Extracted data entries
==========

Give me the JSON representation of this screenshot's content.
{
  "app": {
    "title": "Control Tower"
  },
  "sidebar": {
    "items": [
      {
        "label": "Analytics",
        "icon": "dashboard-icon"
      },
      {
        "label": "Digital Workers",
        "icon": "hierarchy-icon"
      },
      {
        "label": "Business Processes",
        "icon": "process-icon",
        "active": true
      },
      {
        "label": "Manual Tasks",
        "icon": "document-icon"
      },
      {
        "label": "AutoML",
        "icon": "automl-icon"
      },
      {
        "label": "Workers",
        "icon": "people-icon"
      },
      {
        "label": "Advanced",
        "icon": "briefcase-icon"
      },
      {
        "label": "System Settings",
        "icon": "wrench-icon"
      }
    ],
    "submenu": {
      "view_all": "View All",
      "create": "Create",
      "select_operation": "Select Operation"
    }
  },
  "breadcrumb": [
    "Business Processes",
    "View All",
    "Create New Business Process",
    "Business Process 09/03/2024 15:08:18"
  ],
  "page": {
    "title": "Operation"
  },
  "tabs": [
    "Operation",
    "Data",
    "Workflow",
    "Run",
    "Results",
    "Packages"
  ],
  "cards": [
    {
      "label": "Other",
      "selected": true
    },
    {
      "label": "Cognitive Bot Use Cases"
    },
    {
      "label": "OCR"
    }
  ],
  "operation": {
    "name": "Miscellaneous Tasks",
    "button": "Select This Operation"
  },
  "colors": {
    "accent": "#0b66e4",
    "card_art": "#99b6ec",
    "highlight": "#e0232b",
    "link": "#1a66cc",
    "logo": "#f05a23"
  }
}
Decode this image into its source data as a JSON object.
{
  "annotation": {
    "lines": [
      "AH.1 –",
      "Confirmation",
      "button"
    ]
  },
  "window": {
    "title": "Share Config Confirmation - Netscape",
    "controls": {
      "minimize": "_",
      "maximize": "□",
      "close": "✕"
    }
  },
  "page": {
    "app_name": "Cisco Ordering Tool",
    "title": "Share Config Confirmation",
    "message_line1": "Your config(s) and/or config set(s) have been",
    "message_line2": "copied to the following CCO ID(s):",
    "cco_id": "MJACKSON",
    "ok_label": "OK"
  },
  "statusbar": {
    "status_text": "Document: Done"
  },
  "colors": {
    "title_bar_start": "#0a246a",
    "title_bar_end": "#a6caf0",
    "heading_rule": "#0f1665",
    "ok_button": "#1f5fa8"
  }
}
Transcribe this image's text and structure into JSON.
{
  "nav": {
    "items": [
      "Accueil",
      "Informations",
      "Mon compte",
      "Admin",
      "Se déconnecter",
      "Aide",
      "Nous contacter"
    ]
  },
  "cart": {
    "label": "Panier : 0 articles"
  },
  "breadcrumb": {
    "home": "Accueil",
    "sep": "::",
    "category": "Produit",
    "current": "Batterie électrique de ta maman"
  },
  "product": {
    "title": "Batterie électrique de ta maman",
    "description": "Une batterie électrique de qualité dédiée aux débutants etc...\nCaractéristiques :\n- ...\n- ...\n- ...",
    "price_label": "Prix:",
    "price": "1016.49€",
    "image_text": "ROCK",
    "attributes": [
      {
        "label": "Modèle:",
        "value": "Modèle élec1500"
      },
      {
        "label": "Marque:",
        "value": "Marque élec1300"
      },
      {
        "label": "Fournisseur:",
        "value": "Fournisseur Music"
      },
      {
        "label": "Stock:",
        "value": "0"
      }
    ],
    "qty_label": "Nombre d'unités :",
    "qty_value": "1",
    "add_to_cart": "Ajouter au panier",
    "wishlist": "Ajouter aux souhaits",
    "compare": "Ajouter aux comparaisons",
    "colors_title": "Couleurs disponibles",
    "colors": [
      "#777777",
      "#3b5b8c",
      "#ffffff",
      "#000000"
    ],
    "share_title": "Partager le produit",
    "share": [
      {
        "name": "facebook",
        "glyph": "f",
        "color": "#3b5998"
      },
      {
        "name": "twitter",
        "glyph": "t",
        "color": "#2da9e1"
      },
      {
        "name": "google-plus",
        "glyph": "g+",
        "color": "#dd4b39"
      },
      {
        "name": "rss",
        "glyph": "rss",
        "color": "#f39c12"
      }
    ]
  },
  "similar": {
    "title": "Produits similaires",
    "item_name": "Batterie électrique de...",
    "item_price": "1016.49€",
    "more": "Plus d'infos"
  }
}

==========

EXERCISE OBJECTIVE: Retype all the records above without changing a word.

YOUR RESPONSE:
Give me the JSON representation of this screenshot's content.
{
  "app": {
    "title": "Control Tower"
  },
  "sidebar": {
    "items": [
      {
        "label": "Analytics",
        "icon": "dashboard-icon"
      },
      {
        "label": "Digital Workers",
        "icon": "hierarchy-icon"
      },
      {
        "label": "Business Processes",
        "icon": "process-icon",
        "active": true
      },
      {
        "label": "Manual Tasks",
        "icon": "document-icon"
      },
      {
        "label": "AutoML",
        "icon": "automl-icon"
      },
      {
        "label": "Workers",
        "icon": "people-icon"
      },
      {
        "label": "Advanced",
        "icon": "briefcase-icon"
      },
      {
        "label": "System Settings",
        "icon": "wrench-icon"
      }
    ],
    "submenu": {
      "view_all": "View All",
      "create": "Create",
      "select_operation": "Select Operation"
    }
  },
  "breadcrumb": [
    "Business Processes",
    "View All",
    "Create New Business Process",
    "Business Process 09/03/2024 15:08:18"
  ],
  "page": {
    "title": "Operation"
  },
  "tabs": [
    "Operation",
    "Data",
    "Workflow",
    "Run",
    "Results",
    "Packages"
  ],
  "cards": [
    {
      "label": "Other",
      "selected": true
    },
    {
      "label": "Cognitive Bot Use Cases"
    },
    {
      "label": "OCR"
    }
  ],
  "operation": {
    "name": "Miscellaneous Tasks",
    "button": "Select This Operation"
  },
  "colors": {
    "accent": "#0b66e4",
    "card_art": "#99b6ec",
    "highlight": "#e0232b",
    "link": "#1a66cc",
    "logo": "#f05a23"
  }
}
Decode this image into its source data as a JSON object.
{
  "annotation": {
    "lines": [
      "AH.1 –",
      "Confirmation",
      "button"
    ]
  },
  "window": {
    "title": "Share Config Confirmation - Netscape",
    "controls": {
      "minimize": "_",
      "maximize": "□",
      "close": "✕"
    }
  },
  "page": {
    "app_name": "Cisco Ordering Tool",
    "title": "Share Config Confirmation",
    "message_line1": "Your config(s) and/or config set(s) have been",
    "message_line2": "copied to the following CCO ID(s):",
    "cco_id": "MJACKSON",
    "ok_label": "OK"
  },
  "statusbar": {
    "status_text": "Document: Done"
  },
  "colors": {
    "title_bar_start": "#0a246a",
    "title_bar_end": "#a6caf0",
    "heading_rule": "#0f1665",
    "ok_button": "#1f5fa8"
  }
}
Transcribe this image's text and structure into JSON.
{
  "nav": {
    "items": [
      "Accueil",
      "Informations",
      "Mon compte",
      "Admin",
      "Se déconnecter",
      "Aide",
      "Nous contacter"
    ]
  },
  "cart": {
    "label": "Panier : 0 articles"
  },
  "breadcrumb": {
    "home": "Accueil",
    "sep": "::",
    "category": "Produit",
    "current": "Batterie électrique de ta maman"
  },
  "product": {
    "title": "Batterie électrique de ta maman",
    "description": "Une batterie électrique de qualité dédiée aux débutants etc...\nCaractéristiques :\n- ...\n- ...\n- ...",
    "price_label": "Prix:",
    "price": "1016.49€",
    "image_text": "ROCK",
    "attributes": [
      {
        "label": "Modèle:",
        "value": "Modèle élec1500"
      },
      {
        "label": "Marque:",
        "value": "Marque élec1300"
      },
      {
        "label": "Fournisseur:",
        "value": "Fournisseur Music"
      },
      {
        "label": "Stock:",
        "value": "0"
      }
    ],
    "qty_label": "Nombre d'unités :",
    "qty_value": "1",
    "add_to_cart": "Ajouter au panier",
    "wishlist": "Ajouter aux souhaits",
    "compare": "Ajouter aux comparaisons",
    "colors_title": "Couleurs disponibles",
    "colors": [
      "#777777",
      "#3b5b8c",
      "#ffffff",
      "#000000"
    ],
    "share_title": "Partager le produit",
    "share": [
      {
        "name": "facebook",
        "glyph": "f",
        "color": "#3b5998"
      },
      {
        "name": "twitter",
        "glyph": "t",
        "color": "#2da9e1"
      },
      {
        "name": "google-plus",
        "glyph": "g+",
        "color": "#dd4b39"
      },
      {
        "name": "rss",
        "glyph": "rss",
        "color": "#f39c12"
      }
    ]
  },
  "similar": {
    "title": "Produits similaires",
    "item_name": "Batterie électrique de...",
    "item_price": "1016.49€",
    "more": "Plus d'infos"
  }
}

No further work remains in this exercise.